Assignment → From the records below, copy out each line that has the word "August".

Materials provided →

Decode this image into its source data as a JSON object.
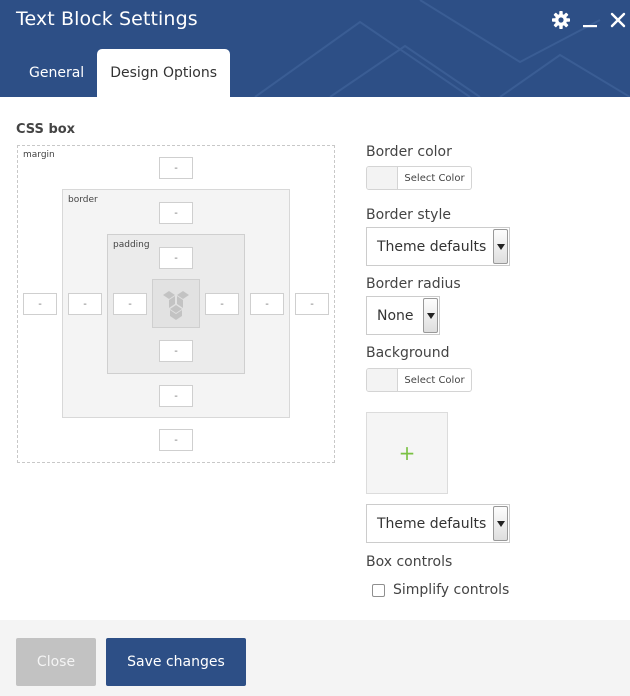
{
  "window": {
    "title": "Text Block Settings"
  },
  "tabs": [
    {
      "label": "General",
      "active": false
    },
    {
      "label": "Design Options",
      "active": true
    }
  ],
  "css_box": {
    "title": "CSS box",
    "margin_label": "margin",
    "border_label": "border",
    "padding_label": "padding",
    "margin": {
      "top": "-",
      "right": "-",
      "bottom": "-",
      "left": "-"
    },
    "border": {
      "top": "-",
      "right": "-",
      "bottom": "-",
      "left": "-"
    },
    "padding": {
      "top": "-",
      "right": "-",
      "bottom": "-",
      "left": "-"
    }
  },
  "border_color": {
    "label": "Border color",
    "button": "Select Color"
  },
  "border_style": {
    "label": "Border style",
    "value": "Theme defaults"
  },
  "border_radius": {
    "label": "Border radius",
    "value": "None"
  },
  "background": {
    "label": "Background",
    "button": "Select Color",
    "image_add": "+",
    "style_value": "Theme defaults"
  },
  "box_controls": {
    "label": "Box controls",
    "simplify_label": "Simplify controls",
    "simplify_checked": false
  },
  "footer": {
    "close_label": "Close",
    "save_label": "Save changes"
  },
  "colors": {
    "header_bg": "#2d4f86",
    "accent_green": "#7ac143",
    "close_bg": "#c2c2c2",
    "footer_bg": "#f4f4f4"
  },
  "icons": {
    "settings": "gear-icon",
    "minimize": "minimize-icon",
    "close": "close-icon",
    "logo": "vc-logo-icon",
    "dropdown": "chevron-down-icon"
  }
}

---

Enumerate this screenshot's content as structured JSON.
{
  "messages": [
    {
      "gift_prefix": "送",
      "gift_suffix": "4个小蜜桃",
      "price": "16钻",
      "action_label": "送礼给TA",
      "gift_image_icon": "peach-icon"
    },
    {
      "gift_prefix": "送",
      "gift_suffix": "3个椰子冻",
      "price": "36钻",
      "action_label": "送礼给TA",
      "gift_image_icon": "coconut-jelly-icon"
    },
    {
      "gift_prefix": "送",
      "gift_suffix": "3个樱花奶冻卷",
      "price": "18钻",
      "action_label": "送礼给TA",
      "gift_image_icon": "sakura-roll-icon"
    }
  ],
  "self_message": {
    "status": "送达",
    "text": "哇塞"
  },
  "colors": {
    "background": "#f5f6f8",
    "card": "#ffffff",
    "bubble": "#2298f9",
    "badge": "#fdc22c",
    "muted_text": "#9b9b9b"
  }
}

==

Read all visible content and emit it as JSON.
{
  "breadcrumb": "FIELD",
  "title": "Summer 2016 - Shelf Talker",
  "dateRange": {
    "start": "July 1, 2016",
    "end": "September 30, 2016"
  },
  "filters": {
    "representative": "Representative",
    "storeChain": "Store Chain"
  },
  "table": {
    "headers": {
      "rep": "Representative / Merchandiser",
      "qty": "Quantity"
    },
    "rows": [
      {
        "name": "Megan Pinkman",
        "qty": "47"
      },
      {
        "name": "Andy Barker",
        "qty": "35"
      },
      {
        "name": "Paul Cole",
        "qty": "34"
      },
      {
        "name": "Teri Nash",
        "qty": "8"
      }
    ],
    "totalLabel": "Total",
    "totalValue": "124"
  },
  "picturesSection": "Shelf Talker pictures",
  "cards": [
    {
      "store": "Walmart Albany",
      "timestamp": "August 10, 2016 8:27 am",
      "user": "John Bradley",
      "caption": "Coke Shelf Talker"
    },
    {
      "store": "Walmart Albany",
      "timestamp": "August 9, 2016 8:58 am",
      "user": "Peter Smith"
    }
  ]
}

The completed task →
      "timestamp": "August 10, 2016 8:27 am",
      "timestamp": "August 9, 2016 8:58 am",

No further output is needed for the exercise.